It is no different in the case of the student in the classroom. When should students begin to experience the nature and dilemmas of power in group living?
I have focused on the classroom not to make the obvious point that power is one of its distinctive features but to suggest that the sense of powerlessness frequently breeds reduced interest and motivation, at best a kind of passionless conformity and at worst a rejection of learning. When one has no stake in the way things are, when one’s needs or opinions are provided no forum, when one sees oneself as the object of unilateral actions, it takes no particular wisdom to suggest that one would rather be elsewhere.
We are used to hearing today that many students lack interest, motivation, and intellectual curiosity. An explanation is by no means simple, but surely one of its ingredients is the fact that schools are uninteresting places for many students (and teachers).
I discussed this at some length in my book Schooling in America: Scapegoat and Salvation (1983). Here I wish only to emphasize that if classrooms are uninteresting places, it is in part (and only in part) because students feel, and are made to feel, powerless to influence the traditional regularities of the classroom.
One of the regularities is that determining what is right and wrong, just and fair, is solely in the province of the teacher and completely off limits to students. Teachers are legislators, executives, and judiciary. Underlying this behavioral regularity is the assumption that students are incapable of exercising power responsibly in any way or on any level. . . .
What I am advocating is that the teacher should accord students the right and responsibility to participate in forums where the constitution of the classroom is forged. The classroom should be a place where those in it come to feel that they will be governed by rules and values they have had opportunity to discuss. The overarching goal is not to come up with rules, but to comprehend the complexities of power in a complicated group setting.
Put another way, the goal is to instill in students an understanding of a commitment to the classroom constitution, a sense of ownership, and an awareness that their opinions will be respected, even when not accepted.
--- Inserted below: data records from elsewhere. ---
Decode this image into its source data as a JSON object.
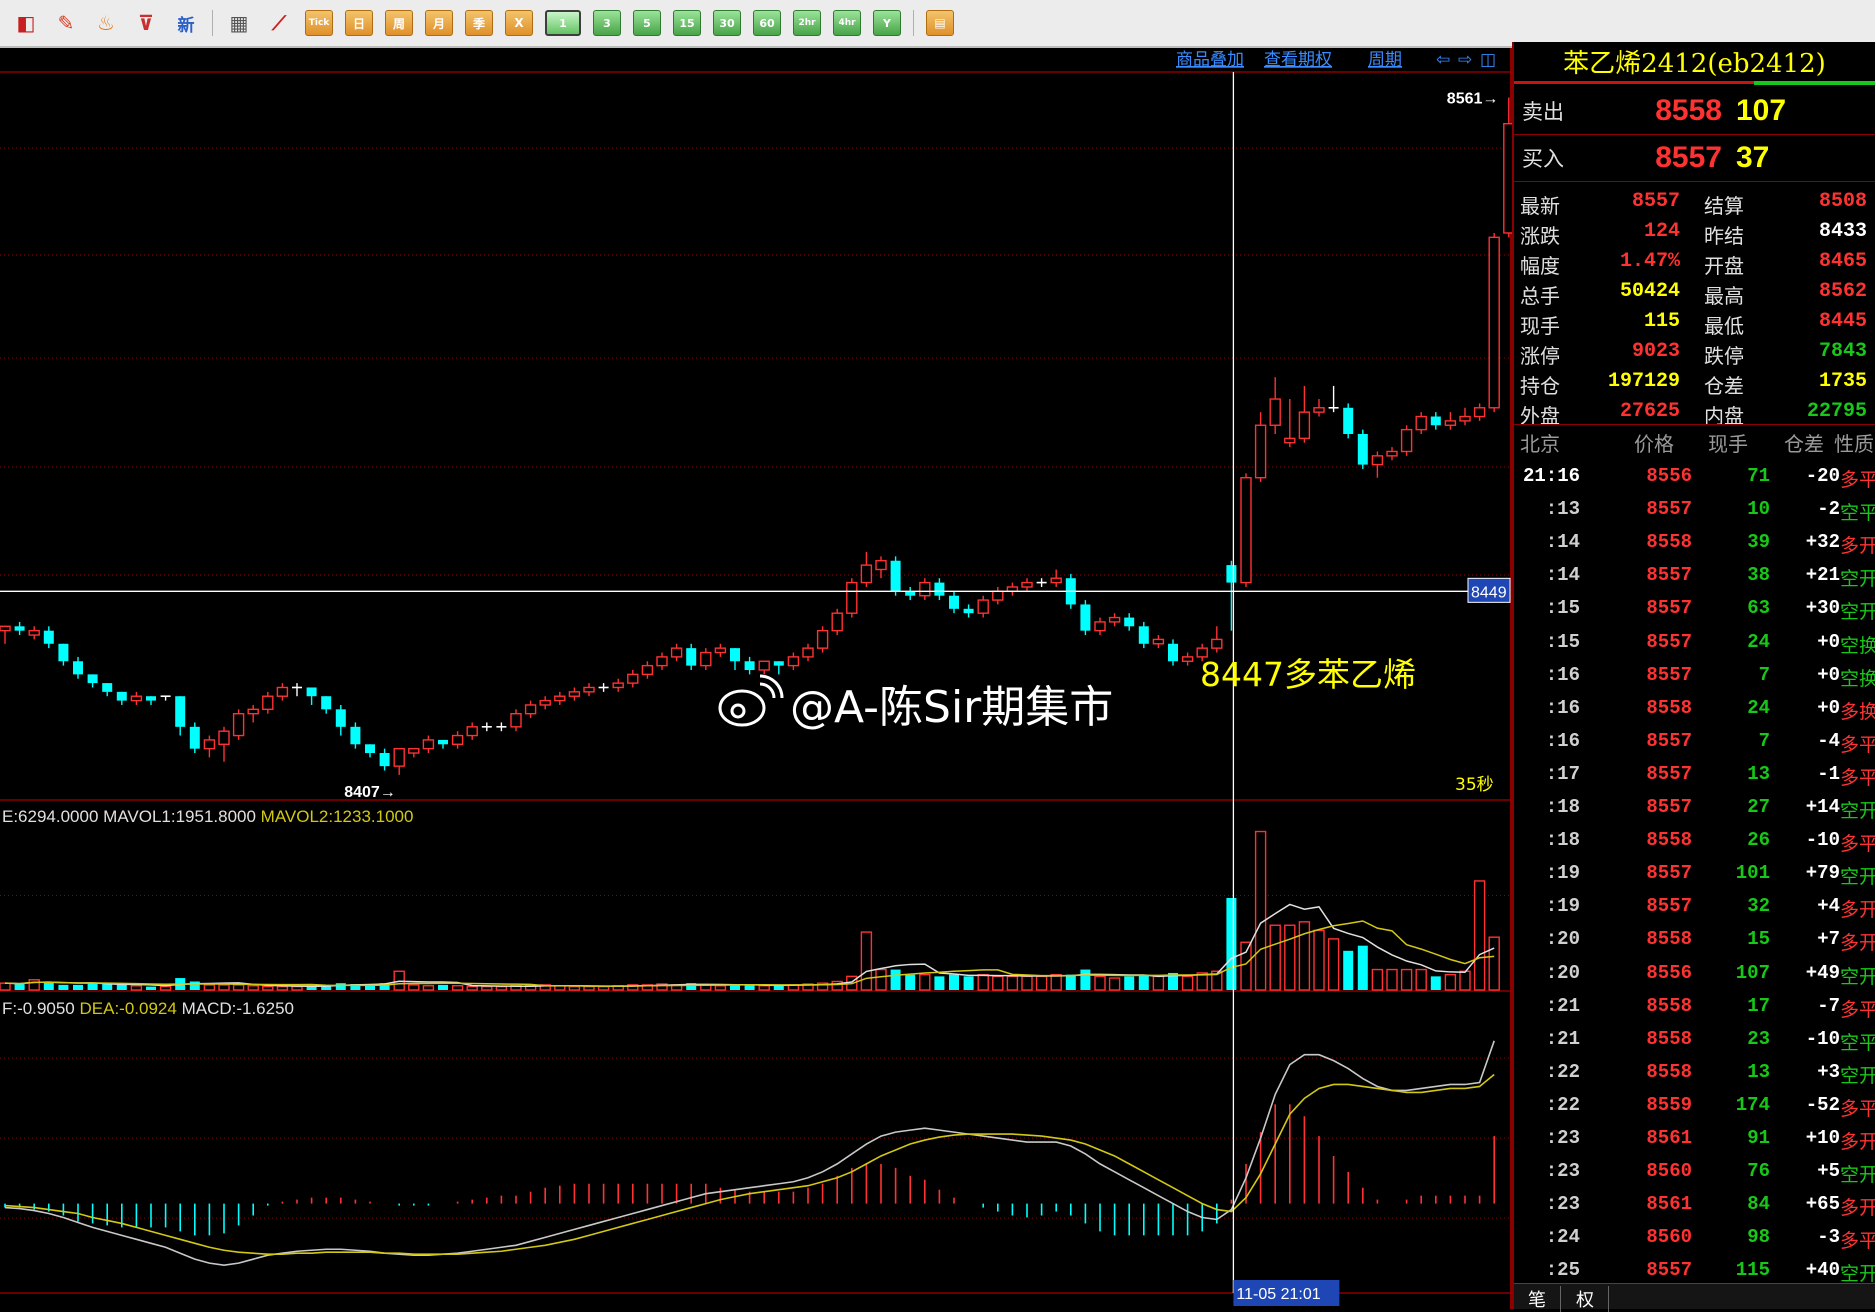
{
  "toolbar": {
    "icons": [
      "window-icon",
      "pencil-icon",
      "bell-icon",
      "filter-icon",
      "new-icon",
      "table-icon",
      "trend-icon"
    ],
    "new_label": "新",
    "periods": [
      "Tick",
      "日",
      "周",
      "月",
      "季",
      "X"
    ],
    "minutes": [
      "1",
      "3",
      "5",
      "15",
      "30",
      "60",
      "2hr",
      "4hr",
      "Y"
    ],
    "selected_minute": "1"
  },
  "chart_header": {
    "links": [
      "商品叠加",
      "查看期权",
      "周期"
    ]
  },
  "instrument": {
    "title": "苯乙烯2412(eb2412)",
    "sell_label": "卖出",
    "sell_price": "8558",
    "sell_vol": "107",
    "buy_label": "买入",
    "buy_price": "8557",
    "buy_vol": "37"
  },
  "stats": [
    {
      "l": "最新",
      "lv": "8557",
      "r": "结算",
      "rv": "8508",
      "rc": "#ff3232"
    },
    {
      "l": "涨跌",
      "lv": "124",
      "r": "昨结",
      "rv": "8433",
      "rc": "#ffffff"
    },
    {
      "l": "幅度",
      "lv": "1.47%",
      "r": "开盘",
      "rv": "8465",
      "rc": "#ff3232"
    },
    {
      "l": "总手",
      "lv": "50424",
      "r": "最高",
      "rv": "8562",
      "rc": "#ff3232",
      "lc": "#ffff00"
    },
    {
      "l": "现手",
      "lv": "115",
      "r": "最低",
      "rv": "8445",
      "rc": "#ff3232",
      "lc": "#ffff00"
    },
    {
      "l": "涨停",
      "lv": "9023",
      "r": "跌停",
      "rv": "7843",
      "rc": "#18c818"
    },
    {
      "l": "持仓",
      "lv": "197129",
      "r": "仓差",
      "rv": "1735",
      "rc": "#ffff00",
      "lc": "#ffff00"
    },
    {
      "l": "外盘",
      "lv": "27625",
      "r": "内盘",
      "rv": "22795",
      "rc": "#18c818"
    }
  ],
  "ticks_header": [
    "北京",
    "价格",
    "现手",
    "仓差",
    "性质"
  ],
  "ticks": [
    {
      "t": "21:16",
      "p": "8556",
      "v": "71",
      "d": "-20",
      "n": "多平"
    },
    {
      "t": ":13",
      "p": "8557",
      "v": "10",
      "d": "-2",
      "n": "空平"
    },
    {
      "t": ":14",
      "p": "8558",
      "v": "39",
      "d": "+32",
      "n": "多开"
    },
    {
      "t": ":14",
      "p": "8557",
      "v": "38",
      "d": "+21",
      "n": "空开"
    },
    {
      "t": ":15",
      "p": "8557",
      "v": "63",
      "d": "+30",
      "n": "空开"
    },
    {
      "t": ":15",
      "p": "8557",
      "v": "24",
      "d": "+0",
      "n": "空换"
    },
    {
      "t": ":16",
      "p": "8557",
      "v": "7",
      "d": "+0",
      "n": "空换"
    },
    {
      "t": ":16",
      "p": "8558",
      "v": "24",
      "d": "+0",
      "n": "多换"
    },
    {
      "t": ":16",
      "p": "8557",
      "v": "7",
      "d": "-4",
      "n": "多平"
    },
    {
      "t": ":17",
      "p": "8557",
      "v": "13",
      "d": "-1",
      "n": "多平"
    },
    {
      "t": ":18",
      "p": "8557",
      "v": "27",
      "d": "+14",
      "n": "空开"
    },
    {
      "t": ":18",
      "p": "8558",
      "v": "26",
      "d": "-10",
      "n": "多平"
    },
    {
      "t": ":19",
      "p": "8557",
      "v": "101",
      "d": "+79",
      "n": "空开"
    },
    {
      "t": ":19",
      "p": "8557",
      "v": "32",
      "d": "+4",
      "n": "多开"
    },
    {
      "t": ":20",
      "p": "8558",
      "v": "15",
      "d": "+7",
      "n": "多开"
    },
    {
      "t": ":20",
      "p": "8556",
      "v": "107",
      "d": "+49",
      "n": "空开"
    },
    {
      "t": ":21",
      "p": "8558",
      "v": "17",
      "d": "-7",
      "n": "多平"
    },
    {
      "t": ":21",
      "p": "8558",
      "v": "23",
      "d": "-10",
      "n": "空平"
    },
    {
      "t": ":22",
      "p": "8558",
      "v": "13",
      "d": "+3",
      "n": "空开"
    },
    {
      "t": ":22",
      "p": "8559",
      "v": "174",
      "d": "-52",
      "n": "多平"
    },
    {
      "t": ":23",
      "p": "8561",
      "v": "91",
      "d": "+10",
      "n": "多开"
    },
    {
      "t": ":23",
      "p": "8560",
      "v": "76",
      "d": "+5",
      "n": "空开"
    },
    {
      "t": ":23",
      "p": "8561",
      "v": "84",
      "d": "+65",
      "n": "多开"
    },
    {
      "t": ":24",
      "p": "8560",
      "v": "98",
      "d": "-3",
      "n": "多平"
    },
    {
      "t": ":25",
      "p": "8557",
      "v": "115",
      "d": "+40",
      "n": "空开"
    }
  ],
  "bottom_tabs": [
    "笔",
    "权"
  ],
  "colors": {
    "up": "#ff3232",
    "down": "#00ffff",
    "bg": "#000000",
    "grid": "#8b0000",
    "dif": "#c8c8c8",
    "dea": "#d2c814",
    "mavol2": "#d2c814"
  },
  "chart_data": {
    "type": "candlestick",
    "price_labels": {
      "high": "8561→",
      "low": "8407→",
      "current": "8449"
    },
    "annotation": "8447多苯乙烯",
    "watermark": "@A-陈Sir期集市",
    "countdown": "35秒",
    "cursor_time": "11-05 21:01",
    "cursor_index": 84,
    "candles": [
      [
        8440,
        8441,
        8437,
        8440
      ],
      [
        8441,
        8440,
        8439,
        8442
      ],
      [
        8439,
        8440,
        8438,
        8441
      ],
      [
        8440,
        8437,
        8436,
        8441
      ],
      [
        8437,
        8433,
        8432,
        8437
      ],
      [
        8433,
        8430,
        8429,
        8434
      ],
      [
        8430,
        8428,
        8427,
        8430
      ],
      [
        8428,
        8426,
        8425,
        8428
      ],
      [
        8426,
        8424,
        8423,
        8426
      ],
      [
        8424,
        8425,
        8423,
        8426
      ],
      [
        8425,
        8424,
        8423,
        8425
      ],
      [
        8425,
        8425,
        8424,
        8425
      ],
      [
        8425,
        8418,
        8416,
        8425
      ],
      [
        8418,
        8413,
        8412,
        8419
      ],
      [
        8413,
        8415,
        8411,
        8416
      ],
      [
        8414,
        8417,
        8410,
        8418
      ],
      [
        8416,
        8421,
        8415,
        8422
      ],
      [
        8421,
        8422,
        8419,
        8423
      ],
      [
        8422,
        8425,
        8421,
        8426
      ],
      [
        8425,
        8427,
        8424,
        8428
      ],
      [
        8427,
        8427,
        8425,
        8428
      ],
      [
        8427,
        8425,
        8423,
        8427
      ],
      [
        8425,
        8422,
        8421,
        8425
      ],
      [
        8422,
        8418,
        8416,
        8423
      ],
      [
        8418,
        8414,
        8413,
        8419
      ],
      [
        8414,
        8412,
        8411,
        8414
      ],
      [
        8412,
        8409,
        8408,
        8413
      ],
      [
        8409,
        8413,
        8407,
        8413
      ],
      [
        8412,
        8413,
        8411,
        8413
      ],
      [
        8413,
        8415,
        8412,
        8416
      ],
      [
        8415,
        8414,
        8413,
        8415
      ],
      [
        8414,
        8416,
        8413,
        8417
      ],
      [
        8416,
        8418,
        8415,
        8419
      ],
      [
        8418,
        8418,
        8417,
        8419
      ],
      [
        8418,
        8418,
        8417,
        8419
      ],
      [
        8418,
        8421,
        8417,
        8422
      ],
      [
        8421,
        8423,
        8420,
        8424
      ],
      [
        8423,
        8424,
        8422,
        8425
      ],
      [
        8424,
        8425,
        8423,
        8426
      ],
      [
        8425,
        8426,
        8424,
        8427
      ],
      [
        8426,
        8427,
        8425,
        8428
      ],
      [
        8427,
        8427,
        8426,
        8428
      ],
      [
        8427,
        8428,
        8426,
        8429
      ],
      [
        8428,
        8430,
        8427,
        8431
      ],
      [
        8430,
        8432,
        8429,
        8433
      ],
      [
        8432,
        8434,
        8431,
        8435
      ],
      [
        8434,
        8436,
        8433,
        8437
      ],
      [
        8436,
        8432,
        8431,
        8437
      ],
      [
        8432,
        8435,
        8431,
        8436
      ],
      [
        8435,
        8436,
        8434,
        8437
      ],
      [
        8436,
        8433,
        8431,
        8436
      ],
      [
        8433,
        8431,
        8430,
        8434
      ],
      [
        8431,
        8433,
        8430,
        8433
      ],
      [
        8433,
        8432,
        8430,
        8433
      ],
      [
        8432,
        8434,
        8431,
        8435
      ],
      [
        8434,
        8436,
        8433,
        8437
      ],
      [
        8436,
        8440,
        8435,
        8441
      ],
      [
        8440,
        8444,
        8439,
        8445
      ],
      [
        8444,
        8451,
        8443,
        8452
      ],
      [
        8451,
        8455,
        8450,
        8458
      ],
      [
        8454,
        8456,
        8452,
        8457
      ],
      [
        8456,
        8449,
        8448,
        8457
      ],
      [
        8449,
        8448,
        8447,
        8450
      ],
      [
        8448,
        8451,
        8447,
        8452
      ],
      [
        8451,
        8448,
        8447,
        8452
      ],
      [
        8448,
        8445,
        8444,
        8449
      ],
      [
        8445,
        8444,
        8443,
        8446
      ],
      [
        8444,
        8447,
        8443,
        8448
      ],
      [
        8447,
        8449,
        8446,
        8450
      ],
      [
        8449,
        8450,
        8448,
        8451
      ],
      [
        8450,
        8451,
        8449,
        8452
      ],
      [
        8451,
        8451,
        8450,
        8452
      ],
      [
        8451,
        8452,
        8450,
        8454
      ],
      [
        8452,
        8446,
        8445,
        8453
      ],
      [
        8446,
        8440,
        8439,
        8447
      ],
      [
        8440,
        8442,
        8439,
        8443
      ],
      [
        8442,
        8443,
        8441,
        8444
      ],
      [
        8443,
        8441,
        8440,
        8444
      ],
      [
        8441,
        8437,
        8436,
        8442
      ],
      [
        8437,
        8438,
        8436,
        8439
      ],
      [
        8437,
        8433,
        8432,
        8438
      ],
      [
        8433,
        8434,
        8432,
        8435
      ],
      [
        8434,
        8436,
        8433,
        8437
      ],
      [
        8436,
        8438,
        8435,
        8441
      ],
      [
        8455,
        8451,
        8440,
        8456
      ],
      [
        8451,
        8475,
        8450,
        8476
      ],
      [
        8475,
        8487,
        8474,
        8490
      ],
      [
        8487,
        8493,
        8485,
        8498
      ],
      [
        8483,
        8484,
        8482,
        8493
      ],
      [
        8484,
        8490,
        8483,
        8496
      ],
      [
        8490,
        8491,
        8489,
        8493
      ],
      [
        8491,
        8491,
        8490,
        8496
      ],
      [
        8491,
        8485,
        8484,
        8492
      ],
      [
        8485,
        8478,
        8477,
        8486
      ],
      [
        8478,
        8480,
        8475,
        8481
      ],
      [
        8480,
        8481,
        8479,
        8482
      ],
      [
        8481,
        8486,
        8480,
        8487
      ],
      [
        8486,
        8489,
        8485,
        8490
      ],
      [
        8489,
        8487,
        8486,
        8490
      ],
      [
        8487,
        8488,
        8486,
        8490
      ],
      [
        8488,
        8489,
        8487,
        8491
      ],
      [
        8489,
        8491,
        8488,
        8492
      ],
      [
        8491,
        8530,
        8490,
        8531
      ],
      [
        8531,
        8556,
        8530,
        8562
      ]
    ],
    "ymin": 8404,
    "ymax": 8566,
    "volume": {
      "label": "E:6294.0000",
      "mavol1_label": "MAVOL1:1951.8000",
      "mavol2_label": "MAVOL2:1233.1000",
      "values": [
        400,
        350,
        600,
        500,
        300,
        300,
        400,
        350,
        300,
        250,
        200,
        200,
        700,
        500,
        300,
        300,
        300,
        250,
        200,
        200,
        200,
        250,
        300,
        400,
        350,
        300,
        400,
        1100,
        300,
        250,
        300,
        250,
        200,
        200,
        200,
        250,
        250,
        300,
        250,
        200,
        200,
        200,
        250,
        300,
        300,
        350,
        300,
        400,
        300,
        250,
        300,
        300,
        250,
        250,
        300,
        350,
        400,
        500,
        800,
        3400,
        1200,
        1200,
        900,
        900,
        800,
        900,
        800,
        900,
        800,
        800,
        800,
        800,
        900,
        900,
        1200,
        800,
        700,
        800,
        900,
        800,
        1000,
        800,
        1000,
        1100,
        5400,
        2800,
        9300,
        3800,
        3800,
        4000,
        3500,
        3000,
        2300,
        2600,
        1200,
        1200,
        1200,
        1200,
        800,
        900,
        1100,
        6400,
        3100
      ],
      "ymax": 9800
    },
    "macd": {
      "label": "F:-0.9050",
      "dea_label": "DEA:-0.0924",
      "macd_label": "MACD:-1.6250",
      "dif": [
        -0.2,
        -0.25,
        -0.35,
        -0.5,
        -0.7,
        -0.95,
        -1.2,
        -1.4,
        -1.6,
        -1.8,
        -2.0,
        -2.2,
        -2.5,
        -2.8,
        -3.0,
        -3.1,
        -3.0,
        -2.8,
        -2.6,
        -2.5,
        -2.4,
        -2.35,
        -2.3,
        -2.3,
        -2.35,
        -2.4,
        -2.5,
        -2.55,
        -2.6,
        -2.6,
        -2.55,
        -2.5,
        -2.4,
        -2.3,
        -2.2,
        -2.1,
        -1.9,
        -1.7,
        -1.5,
        -1.3,
        -1.1,
        -0.9,
        -0.7,
        -0.5,
        -0.3,
        -0.1,
        0.1,
        0.3,
        0.5,
        0.6,
        0.7,
        0.8,
        0.9,
        1.0,
        1.1,
        1.3,
        1.6,
        2.0,
        2.5,
        3.0,
        3.4,
        3.6,
        3.7,
        3.8,
        3.7,
        3.6,
        3.5,
        3.4,
        3.3,
        3.2,
        3.1,
        3.1,
        3.1,
        2.9,
        2.5,
        2.0,
        1.6,
        1.2,
        0.8,
        0.4,
        0.0,
        -0.4,
        -0.7,
        -0.8,
        -0.3,
        1.3,
        3.3,
        5.5,
        7.0,
        7.5,
        7.5,
        7.2,
        6.8,
        6.3,
        5.9,
        5.7,
        5.7,
        5.8,
        5.9,
        6.0,
        6.0,
        6.1,
        8.2
      ],
      "dea": [
        -0.1,
        -0.15,
        -0.2,
        -0.3,
        -0.4,
        -0.5,
        -0.7,
        -0.85,
        -1.0,
        -1.2,
        -1.4,
        -1.6,
        -1.8,
        -2.0,
        -2.2,
        -2.35,
        -2.45,
        -2.5,
        -2.55,
        -2.55,
        -2.5,
        -2.5,
        -2.45,
        -2.45,
        -2.45,
        -2.45,
        -2.5,
        -2.5,
        -2.55,
        -2.55,
        -2.55,
        -2.55,
        -2.5,
        -2.45,
        -2.4,
        -2.3,
        -2.2,
        -2.1,
        -1.95,
        -1.8,
        -1.6,
        -1.4,
        -1.2,
        -1.0,
        -0.8,
        -0.6,
        -0.4,
        -0.2,
        0.0,
        0.2,
        0.35,
        0.5,
        0.6,
        0.7,
        0.8,
        0.9,
        1.1,
        1.3,
        1.6,
        2.0,
        2.4,
        2.7,
        3.0,
        3.2,
        3.35,
        3.45,
        3.5,
        3.5,
        3.5,
        3.5,
        3.45,
        3.4,
        3.3,
        3.2,
        3.0,
        2.7,
        2.4,
        2.0,
        1.6,
        1.2,
        0.8,
        0.4,
        0.0,
        -0.3,
        -0.4,
        0.3,
        1.5,
        3.0,
        4.5,
        5.3,
        5.8,
        6.0,
        6.0,
        5.9,
        5.8,
        5.7,
        5.6,
        5.6,
        5.7,
        5.8,
        5.8,
        5.9,
        6.5
      ],
      "ymin": -4.0,
      "ymax": 9.5
    }
  }
}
A version of this article appeared in the October 24, 1990 edition of Education Week